Recently we have been asked more and more about video techniques that are a little different to the norm, so, I thought I would take this opportunity to briefly explain some of them so you can see if they would be helpful in explaining your product or service.
Lets kick of with slow motion – Slow motion is exactly what it says on the tin, video footage that is played back at a speed slower than reality. The great thing with slow motion motion is that it can show you movement and processes that are too fast for the human eye to capture. Check out this example from the brilliant BBC natural history unit.
The technical bit – In order for us to achieve good slow motion results we need to use cameras that can shoot high frame rates, these can be anything from 50fps to 1000fps and beyond. As an example, the majority of our videos are shot and edited at 25 frames per second (fps) so if we shot some footage at 50fps, the slowed down shot would be ½ the speed and if we shot at 1000fps the slowed down footage would be 40x slower.
If you work in construction, demolition, manufacturing or produce fast moving products or products that contain fast moving parts then slow motion could be for you.
Aerial cinematography – Again, this one if fairly self explanatory, footage that is filmed from something airborne, the most common are helicopters and fixed wing aircraft but recently radio controlled drones have been capturing some impressive footage.
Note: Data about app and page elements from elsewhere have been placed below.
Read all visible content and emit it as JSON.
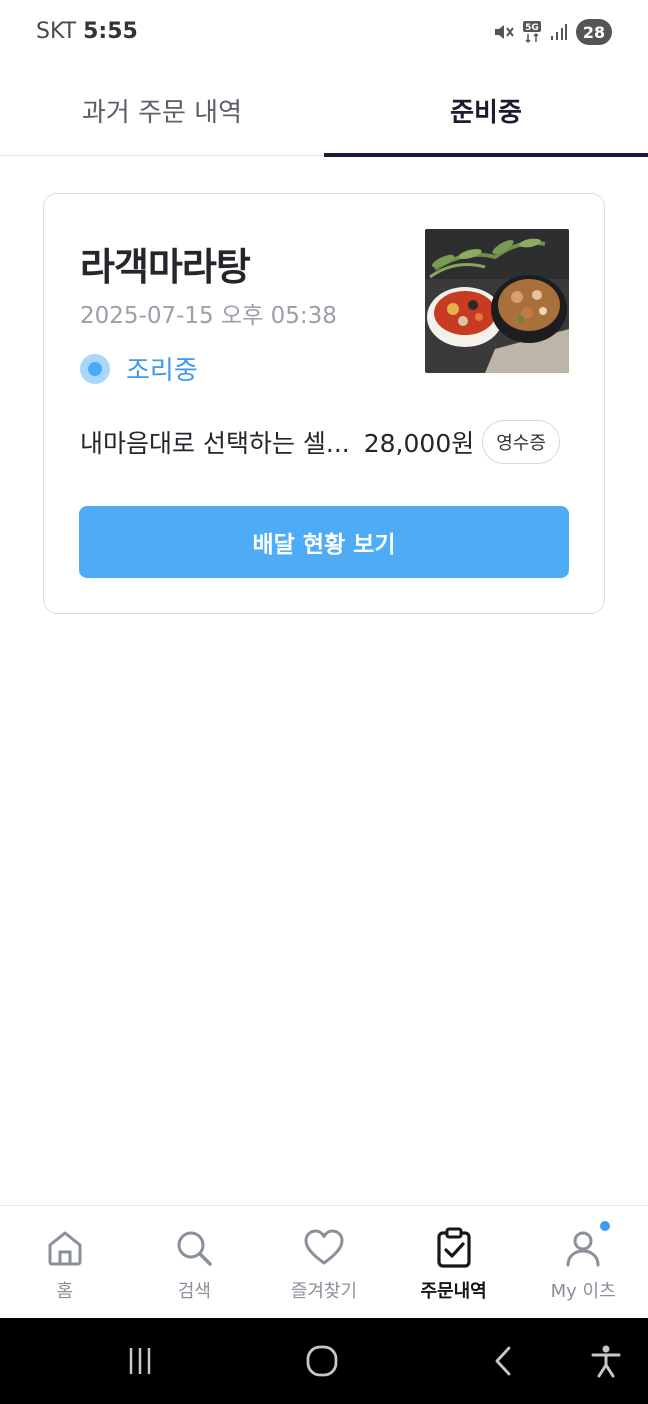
{
  "status_bar": {
    "carrier": "SKT",
    "time": "5:55",
    "network": "5G",
    "battery": "28"
  },
  "tabs": [
    {
      "label": "과거 주문 내역",
      "active": false
    },
    {
      "label": "준비중",
      "active": true
    }
  ],
  "order": {
    "store_name": "라객마라탕",
    "date": "2025-07-15 오후 05:38",
    "status": "조리중",
    "menu": "내마음대로 선택하는 셀...",
    "price": "28,000원",
    "receipt_label": "영수증",
    "track_button_label": "배달 현황 보기"
  },
  "bottom_nav": [
    {
      "label": "홈",
      "icon": "home-icon"
    },
    {
      "label": "검색",
      "icon": "search-icon"
    },
    {
      "label": "즐겨찾기",
      "icon": "heart-icon"
    },
    {
      "label": "주문내역",
      "icon": "clipboard-check-icon",
      "active": true
    },
    {
      "label": "My 이츠",
      "icon": "person-icon",
      "badge": true
    }
  ],
  "colors": {
    "accent": "#4eacf6",
    "status_text": "#3e9ae8",
    "tab_indicator": "#1b1a3a"
  }
}
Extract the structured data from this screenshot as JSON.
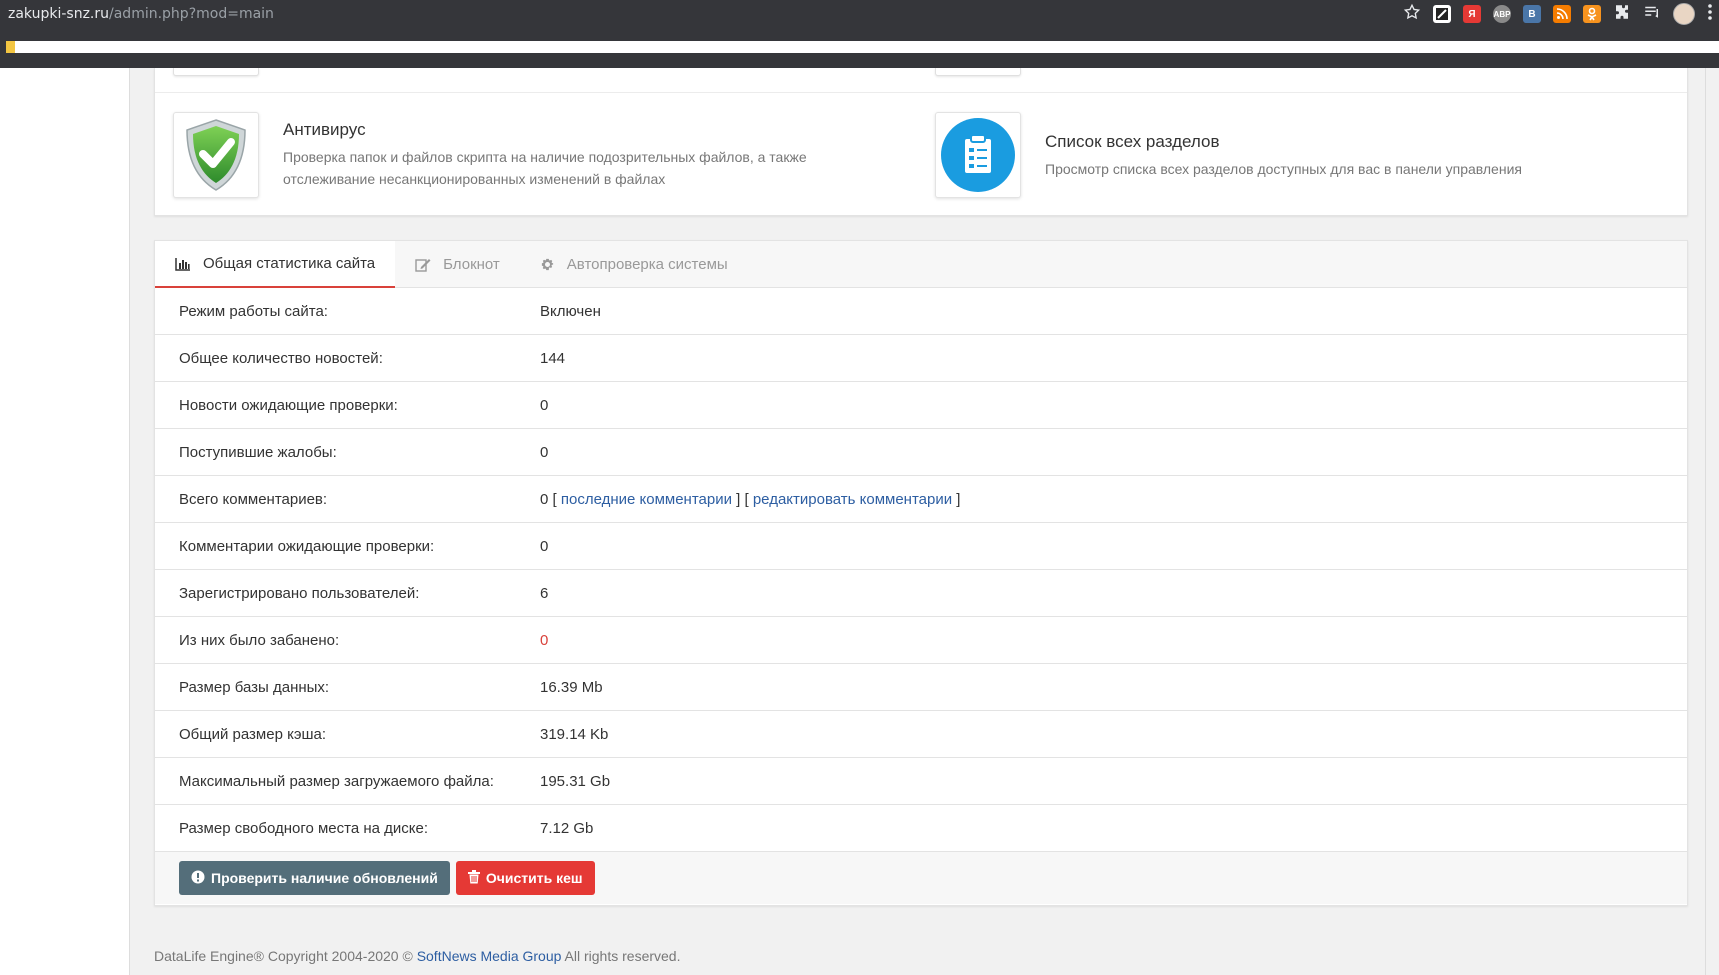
{
  "browser": {
    "url_host": "zakupki-snz.ru",
    "url_path": "/admin.php?mod=main",
    "extensions": [
      {
        "name": "bookmark-star-icon"
      },
      {
        "name": "extension-1-icon",
        "color": "#222222"
      },
      {
        "name": "yandex-icon",
        "label": "Я",
        "color": "#e53935"
      },
      {
        "name": "adblock-icon",
        "label": "ABP",
        "color": "#8a8a8a"
      },
      {
        "name": "vk-icon",
        "label": "B",
        "color": "#4a76a8"
      },
      {
        "name": "rss-icon",
        "color": "#f57c00"
      },
      {
        "name": "odnoklassniki-icon",
        "color": "#f7931e"
      },
      {
        "name": "puzzle-icon"
      },
      {
        "name": "reading-list-icon"
      },
      {
        "name": "profile-avatar"
      },
      {
        "name": "menu-dots-icon"
      }
    ]
  },
  "modules": [
    {
      "title": "Антивирус",
      "desc_line1": "Проверка папок и файлов скрипта на наличие подозрительных файлов, а также",
      "desc_line2": "отслеживание несанкционированных изменений в файлах",
      "icon": "shield-check-icon"
    },
    {
      "title": "Список всех разделов",
      "desc_line1": "Просмотр списка всех разделов доступных для вас в панели управления",
      "icon": "clipboard-list-icon"
    }
  ],
  "tabs": [
    {
      "label": "Общая статистика сайта",
      "icon": "bar-chart-icon",
      "active": true
    },
    {
      "label": "Блокнот",
      "icon": "edit-icon",
      "active": false
    },
    {
      "label": "Автопроверка системы",
      "icon": "gear-icon",
      "active": false
    }
  ],
  "stats": [
    {
      "label": "Режим работы сайта:",
      "value": "Включен"
    },
    {
      "label": "Общее количество новостей:",
      "value": "144"
    },
    {
      "label": "Новости ожидающие проверки:",
      "value": "0"
    },
    {
      "label": "Поступившие жалобы:",
      "value": "0"
    },
    {
      "label": "Всего комментариев:",
      "value": "0",
      "link1": "последние комментарии",
      "link2": "редактировать комментарии"
    },
    {
      "label": "Комментарии ожидающие проверки:",
      "value": "0"
    },
    {
      "label": "Зарегистрировано пользователей:",
      "value": "6"
    },
    {
      "label": "Из них было забанено:",
      "value": "0"
    },
    {
      "label": "Размер базы данных:",
      "value": "16.39 Mb"
    },
    {
      "label": "Общий размер кэша:",
      "value": "319.14 Kb"
    },
    {
      "label": "Максимальный размер загружаемого файла:",
      "value": "195.31 Gb"
    },
    {
      "label": "Размер свободного места на диске:",
      "value": "7.12 Gb"
    }
  ],
  "actions": {
    "check_updates": "Проверить наличие обновлений",
    "clear_cache": "Очистить кеш"
  },
  "footer": {
    "prefix": "DataLife Engine® Copyright 2004-2020 ©",
    "link": "SoftNews Media Group",
    "suffix": "All rights reserved."
  },
  "colors": {
    "accent_red": "#d9413a",
    "link_blue": "#2d5ea2",
    "button_dark": "#546e7a",
    "button_red": "#e53935"
  }
}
This technique is great if you want to show a building, some land, a construction site, an open-pit mine or even track something like a train or car. It gives a different perspective to everyday life and it can increase the production values of a video massively. Check out this example of Angel falls, its the BBC again!
This sequence was shot with a very advanced set-up called a Cineflex, a gyroscopically-stabilised housing (the camera is mounted inside this housing) attached to the underside of a helicopter and controlled by joystick from inside the cockpit. In recent years there has been a surge of radio controlled helicopter and quadrocopter used to acquire aerial footage and some of the results are amazing, they are a lot less flexible than full sized helicopters but the price difference soon makes up for this.
Timelapse – This is basically the opposite of slow motion. It enables you to condense days, weeks or even months down to a matter of seconds. It’s fantastic for beautiful landscape sequences and construction projects to name just two. This video shows some of the many timelapse videos we have produced here at Echo.
There are a multitude of different cameras available for this depending on the location and time required. So if you are starting work on a long project timelapse could add an interesting element to your corporate video.
Action cams – These are small, waterproof and very tough cameras that film HD video. They are a great asset to a video production company because they can fit in all sorts of spaces where larger more traditional cameras can’t. They are mainly used in sports such as mountain biking, surfing and motorcross as this example demonstrates, it’s great because it puts you right in the centre of the action.
In the corporate world these cameras would be great for the leisure industry as they help portray how exciting an activity is and they can also be mounted in a factory and used for timelapse and because they are so small and light they can be mounted to lightweight rc quadrocopters to capture aerial footage.
I hope this has been useful and if you want to know more please don’t hesitate to get in touch with Will or Andy on 01273 911345 or drop us an email.